Then again, this could all just be a secular attack on the scriptures that I’ve ignored as the ‘religious roundtable’ (an evangelical arm of the New Right), articulated in a 1981 letter to the National Council of Churches. Included in a long list of secular attacks would have to be the reformation of contemporary attitudes towards sex and sexuality. I don’t think I even need to discuss the contradictions between the feminist, Christian or Lebanese community concerning my sex life – but that doesn’t mean I find it any less shitty.
As I grew up and started to question my sexual orientation and preference, I became increasingly aware of the ways in which my religious and cultural identities would prefer to stamp them out and keep walking.

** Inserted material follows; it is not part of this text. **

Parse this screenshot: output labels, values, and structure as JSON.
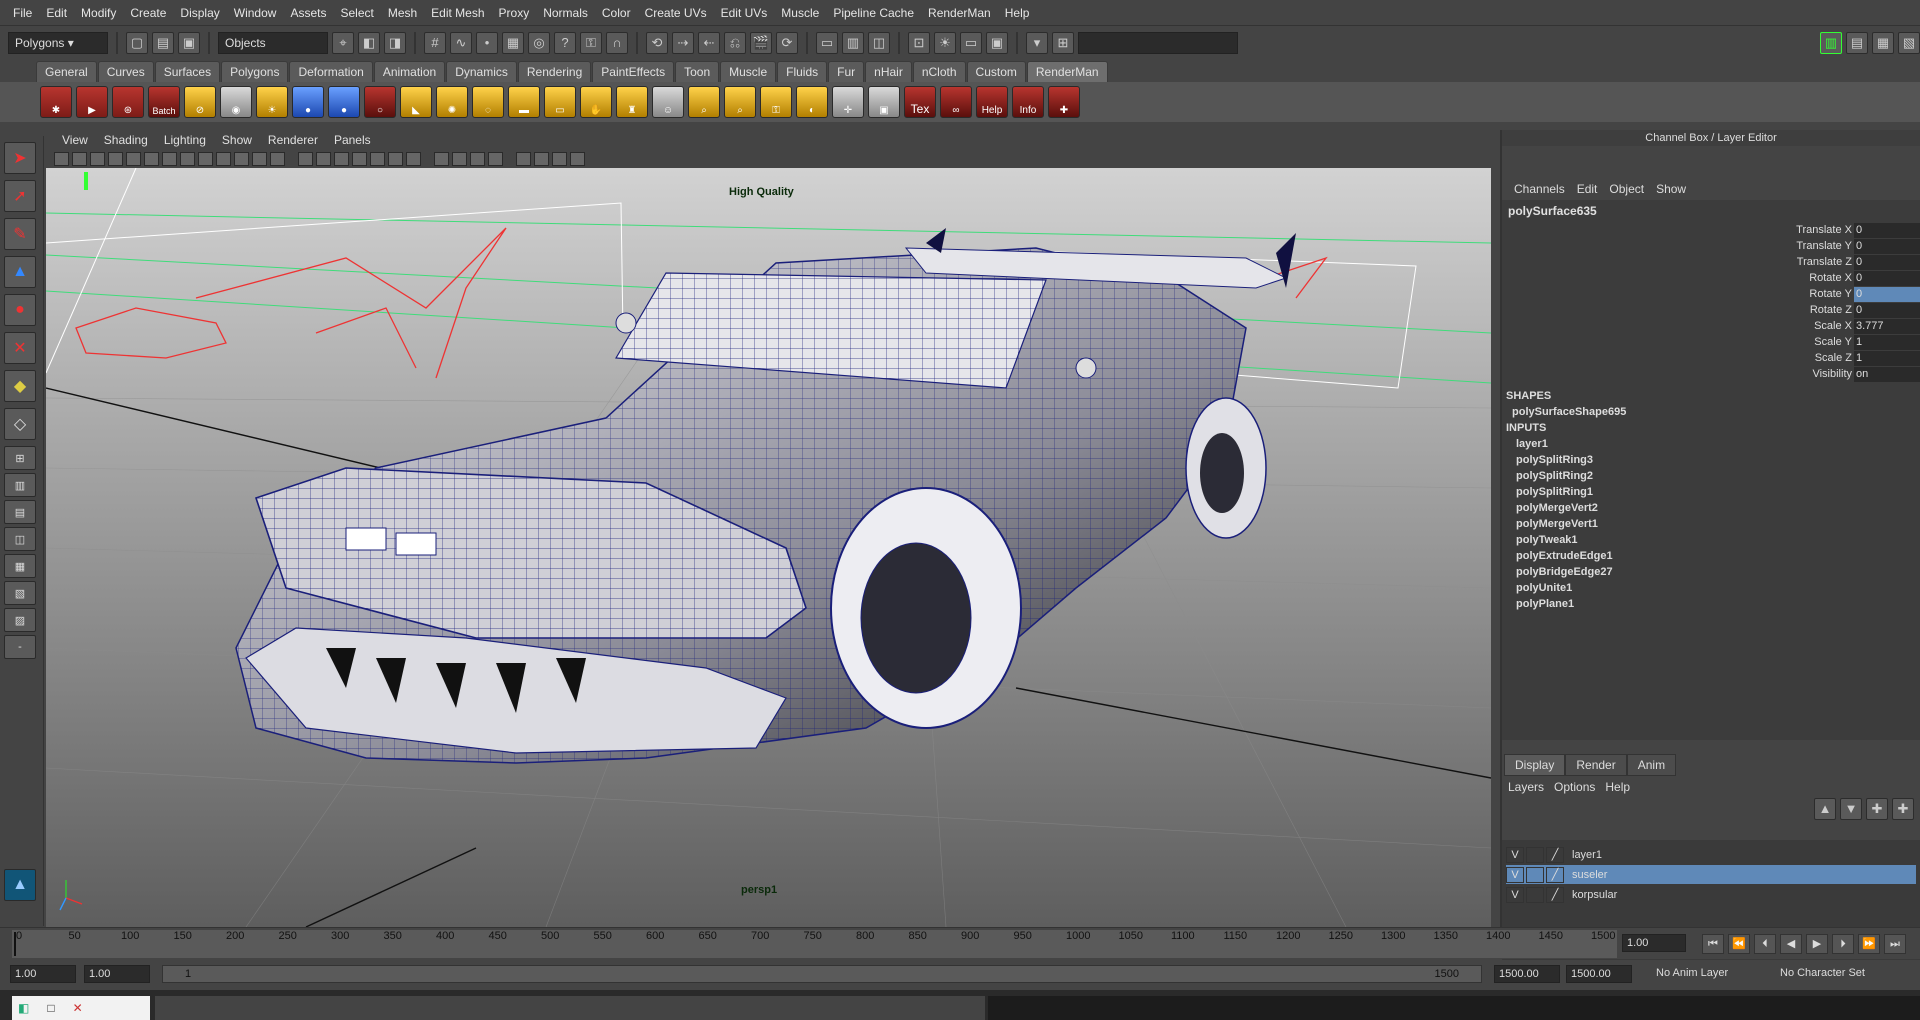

Changing centuries of culture and values seemed impossible, but thanks to social media, I was introduced to commentaries and histories I had no idea even existed.
For example, heaps of posts popped up on my feed of new-age priests and young adults discussing the misuse of the word ‘homosexual’ in the bible. In 1946, the intended Greek words ‘malakoi’ and ‘arsenokoitai’ (which loosely translate to ‘pervert’) were replaced with homosexual – a mistranslation that ignited an anti-gay movement within conservative Christian America.
The story was covered in a documentary designed to encourage viewers to “discover biblical truth and honour God’s word”. The truth in question? Texts are translated to fit the context and, for conservative America at the time, being homosexual was the worst thing you could possibly be.
But numerous articles outline the ways in which we have read the traditional bible without its context: back then, they didn’t understand a loving and consensual homosexual relationship in the same way that we do today. I can’t say for certain why the church chooses to hold onto these views – maybe it’s an institutional reflection of the sunk cost fallacy. That’s the approach most feminists take, anyways.
Since my Tata never taught me Arabic when I was a kid, it’s taken me way too long to realise that my father tongue didn’t have a word for homosexual, and rather used words like ‘cheth’ (pervert). This, along with numerous other cultural norms, is probably what culminated in my Tata dropping her pans in the sink when she overheard a family member ask my dad what his reaction would be to someone coming out as gay. “Don’t say such things!”
Why shouldn’t I? Surely I shouldn’t be using historical conceptions of love and relationships to determine my own when they so clearly dismiss the entirety of my potential identity? At least, that’s what I think when I use a feminist lens to analyse this particular issue. Until I bring in its intersectional cousin. Then it becomes a complete shit-fest of aforementioned feelings and shame.
The point of feminism, I’ve found, is not to unite us all in a common experience. It is instead to unite us as individuals with unique interpretations rooted in common foundations: our right to equality. Whether this overrides or cooperates with my cultural and religious identities is yet to be seen. Why I feel guilty in the first place for not being able to please the many facets that forcibly make up my identity (the fucking patriarchy) is a whole different thing, but that’s for another time.